As we can see, forms can preserve or destroy; they can espouse violence and critique it; and they can be the tyrant we must overthrow or the means of unmasking the true tyrant. The keynote speech built on these issues by expanding our definition of “form” and by asking what literary forms can teach us about political action in the world. In “Formalism for Change,” Dr. Caroline Levine, the David and Kathleen Ryan Professor of Humanities at Cornell University, explains how the study of forms of all sorts—from poetic and other literary forms to social forms and structures that govern our everyday life—can help us figure out how to enact political change in our own present moment. She argues that this process requires thinking through forms of the collective, the repetitive, and the iterative rather than the singular to strive for a generalizing political formalism, which she describes as “model thinking.” The ultimate goal of this process, she explains, is to figure out what forms or political models humanities can ethically support to build a better world.

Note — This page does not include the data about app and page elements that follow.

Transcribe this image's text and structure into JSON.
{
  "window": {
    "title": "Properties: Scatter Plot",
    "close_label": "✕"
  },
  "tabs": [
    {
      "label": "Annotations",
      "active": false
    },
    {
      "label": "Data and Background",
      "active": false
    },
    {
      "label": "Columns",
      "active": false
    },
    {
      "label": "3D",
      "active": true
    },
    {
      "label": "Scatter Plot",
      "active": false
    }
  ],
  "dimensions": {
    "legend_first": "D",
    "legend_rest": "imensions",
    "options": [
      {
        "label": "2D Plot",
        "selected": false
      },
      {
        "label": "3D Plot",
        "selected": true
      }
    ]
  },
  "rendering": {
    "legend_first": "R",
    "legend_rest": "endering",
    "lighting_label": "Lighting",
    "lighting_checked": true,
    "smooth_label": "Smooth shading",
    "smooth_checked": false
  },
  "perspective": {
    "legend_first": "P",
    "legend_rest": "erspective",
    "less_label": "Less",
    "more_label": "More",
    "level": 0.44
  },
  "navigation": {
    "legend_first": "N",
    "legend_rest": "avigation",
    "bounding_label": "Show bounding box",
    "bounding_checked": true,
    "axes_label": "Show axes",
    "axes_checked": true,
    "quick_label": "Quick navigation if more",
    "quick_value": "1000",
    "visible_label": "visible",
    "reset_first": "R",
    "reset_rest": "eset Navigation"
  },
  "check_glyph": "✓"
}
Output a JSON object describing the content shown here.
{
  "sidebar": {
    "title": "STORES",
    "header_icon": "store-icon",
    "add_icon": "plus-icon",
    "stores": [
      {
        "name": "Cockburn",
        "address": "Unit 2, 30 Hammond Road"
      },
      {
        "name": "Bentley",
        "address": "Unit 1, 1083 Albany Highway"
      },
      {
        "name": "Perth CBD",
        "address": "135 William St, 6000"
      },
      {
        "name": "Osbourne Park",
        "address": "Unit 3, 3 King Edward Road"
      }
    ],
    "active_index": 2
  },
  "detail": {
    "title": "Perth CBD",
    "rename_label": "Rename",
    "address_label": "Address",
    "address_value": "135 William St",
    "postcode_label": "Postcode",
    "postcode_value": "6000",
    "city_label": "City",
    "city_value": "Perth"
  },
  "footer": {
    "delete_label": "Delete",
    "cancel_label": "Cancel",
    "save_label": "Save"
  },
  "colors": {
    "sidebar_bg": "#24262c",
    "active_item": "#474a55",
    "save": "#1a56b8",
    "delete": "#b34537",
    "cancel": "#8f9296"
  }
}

As this symposium demonstrated, forms are hardly irrelevant to life: on the contrary, forms in literature can have social and political significance, and, as Dr. Levine has argued, they can and should be a central part of our future political and social endeavors. Everything is governed by forms, and attending to the forms that structure literature can help us understand not just the forms of the past, but the forms of our present, and our future.